* Entries provided:
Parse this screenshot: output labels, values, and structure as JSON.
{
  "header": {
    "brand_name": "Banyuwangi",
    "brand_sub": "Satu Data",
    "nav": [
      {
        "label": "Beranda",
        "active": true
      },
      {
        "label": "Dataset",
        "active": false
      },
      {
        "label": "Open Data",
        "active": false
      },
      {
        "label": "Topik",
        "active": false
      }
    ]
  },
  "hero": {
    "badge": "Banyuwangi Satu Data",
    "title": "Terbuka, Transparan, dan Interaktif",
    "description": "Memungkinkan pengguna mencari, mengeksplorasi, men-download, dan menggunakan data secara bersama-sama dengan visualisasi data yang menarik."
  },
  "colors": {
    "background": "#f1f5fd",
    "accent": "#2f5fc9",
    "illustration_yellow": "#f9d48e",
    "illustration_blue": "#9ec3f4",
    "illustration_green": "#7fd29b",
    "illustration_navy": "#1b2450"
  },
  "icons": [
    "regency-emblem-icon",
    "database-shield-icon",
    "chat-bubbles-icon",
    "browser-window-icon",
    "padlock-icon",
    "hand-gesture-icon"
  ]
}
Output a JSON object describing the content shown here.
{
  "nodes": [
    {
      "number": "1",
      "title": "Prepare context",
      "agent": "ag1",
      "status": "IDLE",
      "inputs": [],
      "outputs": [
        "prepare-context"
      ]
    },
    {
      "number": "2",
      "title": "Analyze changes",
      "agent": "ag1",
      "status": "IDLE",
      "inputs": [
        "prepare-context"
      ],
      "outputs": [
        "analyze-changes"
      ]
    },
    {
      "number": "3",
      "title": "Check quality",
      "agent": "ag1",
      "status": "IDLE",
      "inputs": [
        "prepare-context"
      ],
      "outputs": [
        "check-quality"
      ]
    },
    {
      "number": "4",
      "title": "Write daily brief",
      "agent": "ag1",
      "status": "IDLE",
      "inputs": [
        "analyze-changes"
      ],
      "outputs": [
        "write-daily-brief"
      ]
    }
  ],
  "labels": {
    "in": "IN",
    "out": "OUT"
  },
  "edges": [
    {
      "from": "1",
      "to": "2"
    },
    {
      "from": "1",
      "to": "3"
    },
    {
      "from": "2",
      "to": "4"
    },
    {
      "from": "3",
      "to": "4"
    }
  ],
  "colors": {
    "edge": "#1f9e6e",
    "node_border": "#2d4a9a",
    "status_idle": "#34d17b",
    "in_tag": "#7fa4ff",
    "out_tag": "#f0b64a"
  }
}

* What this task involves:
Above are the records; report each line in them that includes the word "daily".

* Solution:
      "title": "Write daily brief",
        "write-daily-brief"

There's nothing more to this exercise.